Like Is, Cold Shoulder Road takes the point of view of Is (or Isabett) Twite, younger sister of Dido Twite, who left the home she shared with oldest sister Penny in Blackheath Edge, Kent, to honor a dying uncle's wish and find her vanished cousin Arun. Find him she did, in the form of a boy who thought he was a cat and lived accordingly. While recovering from the trauma that drove him into cathood, Arun has gradually reverted to boyhood. But when Is and Arun arrive in Cold Shoulder Road, where he last left his mother Ruth Twite and the strange, silent sect she belonged to, they find the whole street deserted. Is worries the shock might send Arun back to chasing mice and biting people's ankles. But the deeper the two cousins dig, the more serious the situation appears. For not only has the Sect upped stakes and moved to the next town up the coast, but Ruth has personally disappeared, and taken somebody else's child with her.
This is no ordinary kidnapping, though. Ruth seems to have run away with a child who was entrusted to the townsfolk in an exchange of hostages with a vicious gang of smugglers, known as the Merrie Gentry. Specializing in sneaking loads of mammoth tusks, used for making snuffboxes, through a railway tunnel under the English Channel, the Merrie Gentry make gruesome examples of anyone who crosses them. Before you can say, "Croopus!" Is and Arun are in the thick of things, with a sneaky retired admiral on one side, a mesmerizing cult leader on the other, and such oddities abroad as a frigate parked in the crotch of a chestnut tree, a kite-flying rider on a two-wheeled machine, a travelers' rest area under the shelter of standing stones, a garden hanging over the edge of a cliff, and a bunch of people who can communicate by thought waves. There is a buried treasure, a sinister string of jewels, a disagreeable child who proves worth the trouble, a trip to the dentist that proves nastier than expected, and a swarm of spiders the size of small dogs.

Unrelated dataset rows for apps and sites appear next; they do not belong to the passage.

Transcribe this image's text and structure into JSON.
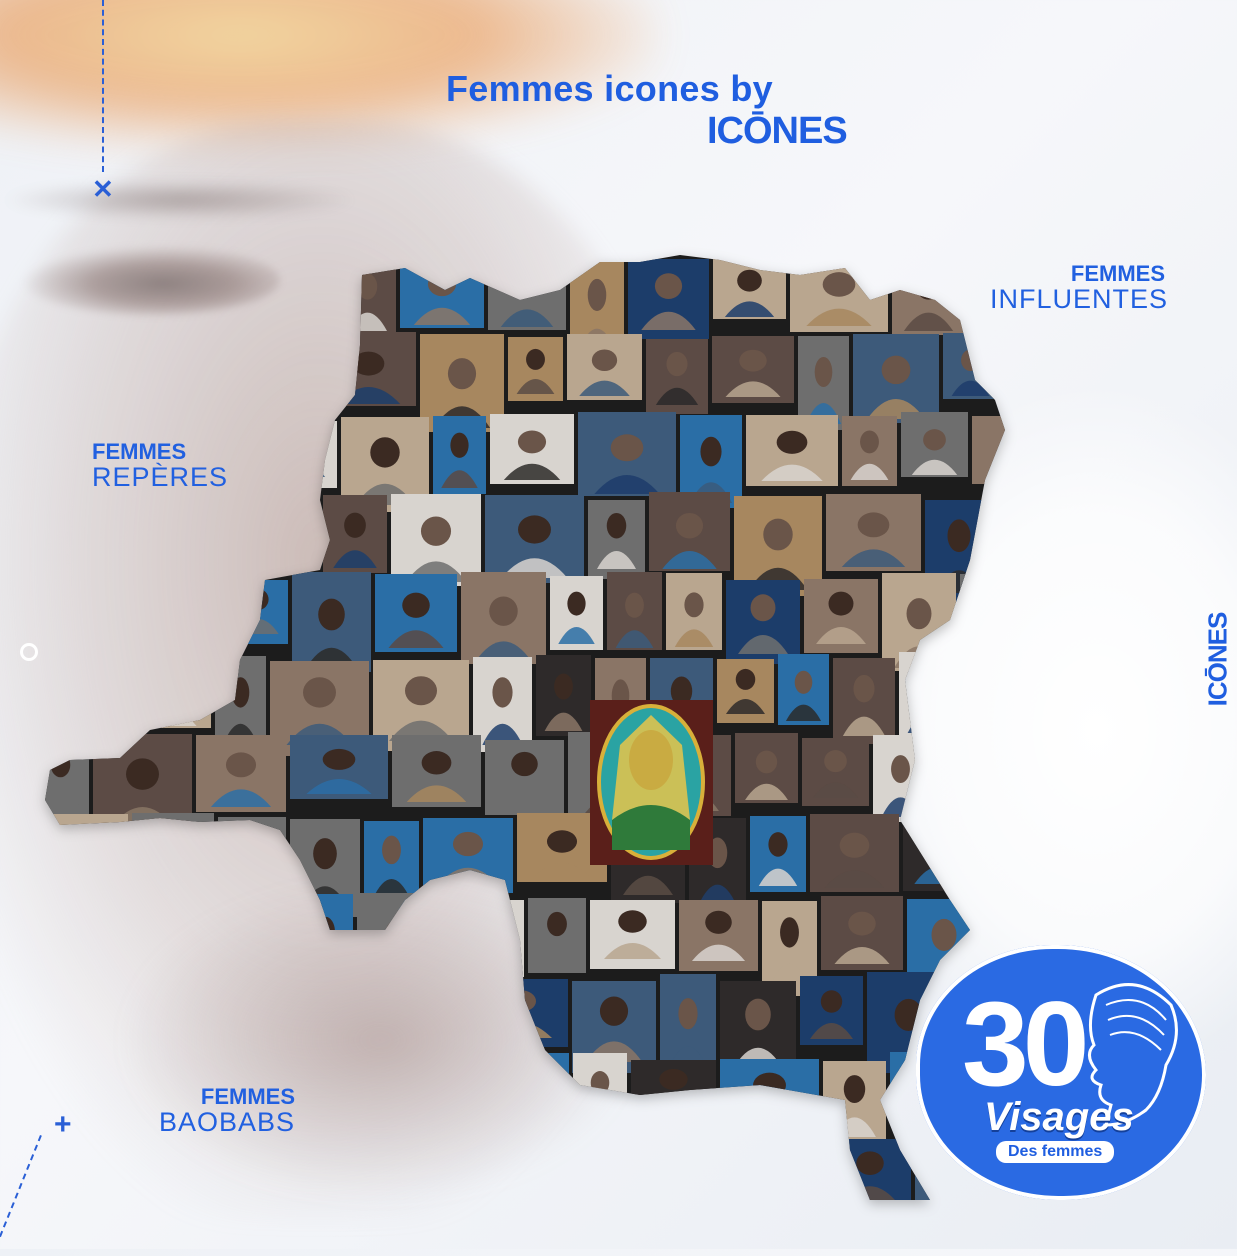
{
  "header": {
    "title": "Femmes icones by",
    "brand_logo_text": "ICŌNES"
  },
  "categories": {
    "influentes": {
      "bold": "FEMMES",
      "light": "INFLUENTES"
    },
    "reperes": {
      "bold": "FEMMES",
      "light": "REPÈRES"
    },
    "baobabs": {
      "bold": "FEMMES",
      "light": "BAOBABS"
    }
  },
  "side_logo": {
    "text": "ICŌNES"
  },
  "badge": {
    "number": "30",
    "word": "Visages",
    "subtitle": "Des femmes"
  },
  "colors": {
    "brand_blue": "#1f5ee0",
    "badge_blue": "#2a6ae3",
    "photo_dark": "#1c1c1f"
  },
  "photo_mosaic": {
    "shape": "map-of-drc",
    "tone_palette": [
      "#2d2a2a",
      "#5b4b44",
      "#8a7566",
      "#3c5a7a",
      "#b9a68f",
      "#d8d4cf",
      "#1f3d6b",
      "#6e6e6e",
      "#a7875f",
      "#2b6ea6"
    ]
  }
}
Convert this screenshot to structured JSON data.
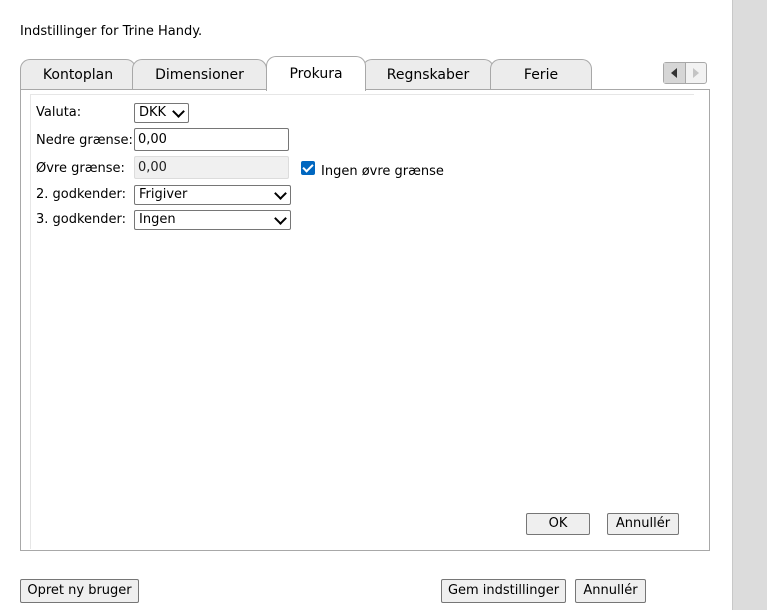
{
  "page": {
    "title": "Indstillinger for Trine Handy."
  },
  "tabs": [
    {
      "label": "Kontoplan"
    },
    {
      "label": "Dimensioner"
    },
    {
      "label": "Prokura",
      "active": true
    },
    {
      "label": "Regnskaber"
    },
    {
      "label": "Ferie"
    }
  ],
  "form": {
    "currency": {
      "label": "Valuta:",
      "value": "DKK"
    },
    "lower_limit": {
      "label": "Nedre grænse:",
      "value": "0,00"
    },
    "upper_limit": {
      "label": "Øvre grænse:",
      "value": "0,00"
    },
    "no_upper_limit": {
      "label": "Ingen øvre grænse",
      "checked": true
    },
    "approver2": {
      "label": "2. godkender:",
      "value": "Frigiver"
    },
    "approver3": {
      "label": "3. godkender:",
      "value": "Ingen"
    }
  },
  "panel_buttons": {
    "ok": "OK",
    "cancel": "Annullér"
  },
  "footer": {
    "create_user": "Opret ny bruger",
    "save_settings": "Gem indstillinger",
    "cancel": "Annullér"
  }
}
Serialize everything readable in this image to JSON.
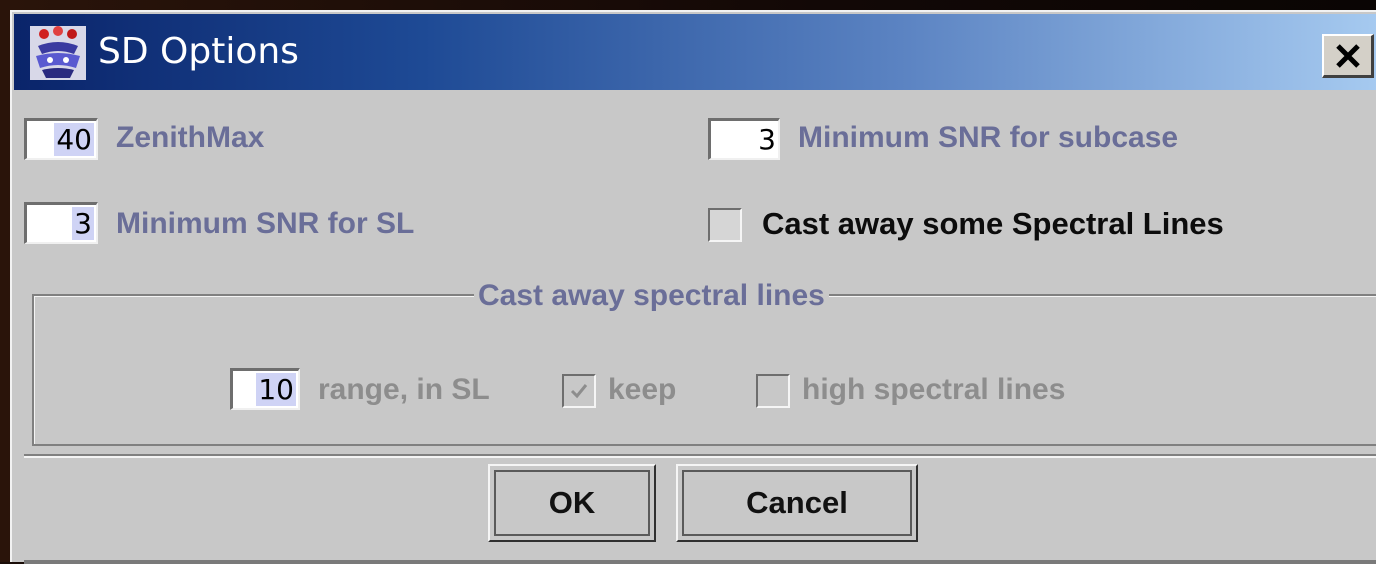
{
  "window": {
    "title": "SD Options",
    "app_icon": "flower-vase-icon",
    "close_icon": "close-icon"
  },
  "fields": {
    "zenith_max": {
      "value": "40",
      "label": "ZenithMax"
    },
    "min_snr_subcase": {
      "value": "3",
      "label": "Minimum SNR for subcase"
    },
    "min_snr_sl": {
      "value": "3",
      "label": "Minimum SNR for SL"
    },
    "cast_away": {
      "label": "Cast away some Spectral Lines",
      "checked": false
    }
  },
  "group": {
    "title": "Cast away spectral lines",
    "range_value": "10",
    "range_label": "range, in SL",
    "keep_label": "keep",
    "keep_checked": true,
    "high_label": "high spectral lines",
    "high_checked": false
  },
  "buttons": {
    "ok": "OK",
    "cancel": "Cancel"
  },
  "colors": {
    "title_gradient_start": "#0a246a",
    "title_gradient_end": "#a6caf0",
    "label_enabled": "#6a6e98",
    "label_disabled": "#8d8d8d",
    "dialog_bg": "#c8c8c8"
  }
}
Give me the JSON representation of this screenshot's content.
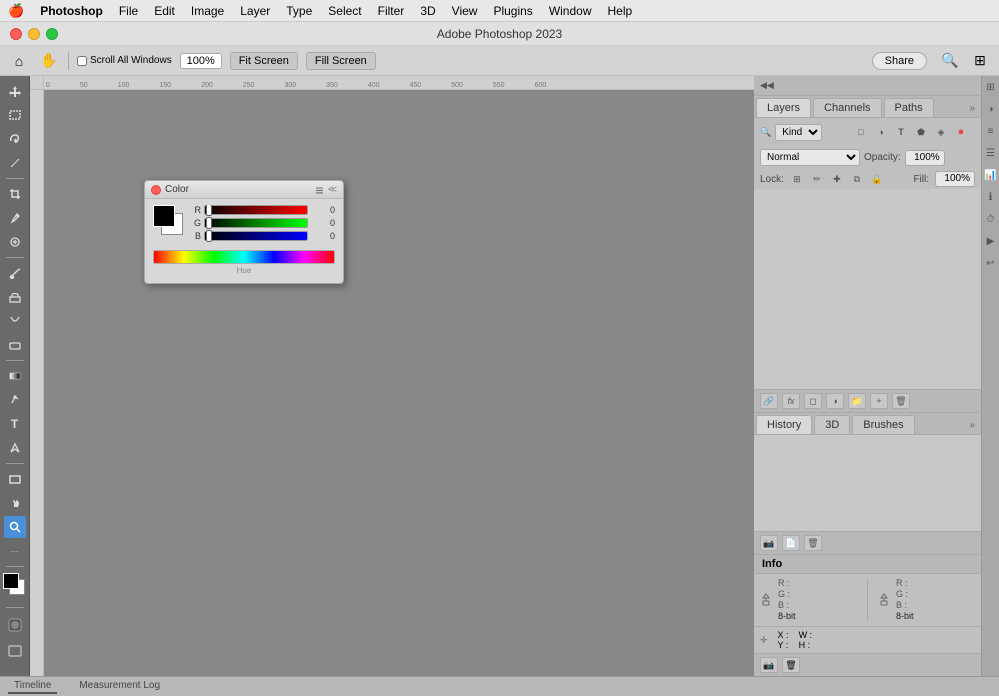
{
  "app": {
    "name": "Photoshop",
    "title": "Adobe Photoshop 2023"
  },
  "menubar": {
    "apple": "🍎",
    "app_name": "Photoshop",
    "menus": [
      "File",
      "Edit",
      "Image",
      "Layer",
      "Type",
      "Select",
      "Filter",
      "3D",
      "View",
      "Plugins",
      "Window",
      "Help"
    ]
  },
  "toolbar": {
    "zoom_value": "100%",
    "scroll_all_label": "Scroll All Windows",
    "fit_screen_label": "Fit Screen",
    "fill_screen_label": "Fill Screen",
    "share_label": "Share"
  },
  "color_dialog": {
    "title": "Color",
    "r_label": "R",
    "g_label": "G",
    "b_label": "B",
    "r_value": "0",
    "g_value": "0",
    "b_value": "0",
    "footer": "Hue"
  },
  "layers_panel": {
    "tabs": [
      "Layers",
      "Channels",
      "Paths"
    ],
    "active_tab": "Layers",
    "search_placeholder": "Kind",
    "mode_label": "Normal",
    "opacity_label": "Opacity:",
    "opacity_value": "100%",
    "lock_label": "Lock:",
    "fill_label": "Fill:",
    "fill_value": "100%"
  },
  "history_panel": {
    "tabs": [
      "History",
      "3D",
      "Brushes"
    ],
    "active_tab": "History"
  },
  "info_panel": {
    "title": "Info",
    "r_label": "R :",
    "g_label": "G :",
    "b_label": "B :",
    "bit_label": "8-bit",
    "x_label": "X :",
    "y_label": "Y :",
    "w_label": "W :",
    "h_label": "H :"
  },
  "status_bar": {
    "tabs": [
      "Timeline",
      "Measurement Log"
    ]
  }
}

I don't think you will ever encounter a similar combination of villainy, magic, heroism, and weirdness if you read a thousand books a year for a thousand years. Save yourself the trouble and read this book, and all its companion books. They are funny, thrilling, heart-warming, spine-chilling, over-the-top fantastic by every definition of the word, and written by a prose master who sneaks her lyricism in under the cover of a quaint dialect and a curtly straightforward tone of voice. In almost any other author's hands, a character like Is (or Dido before her) would soon become tiresome. I look forward to my next outing with them.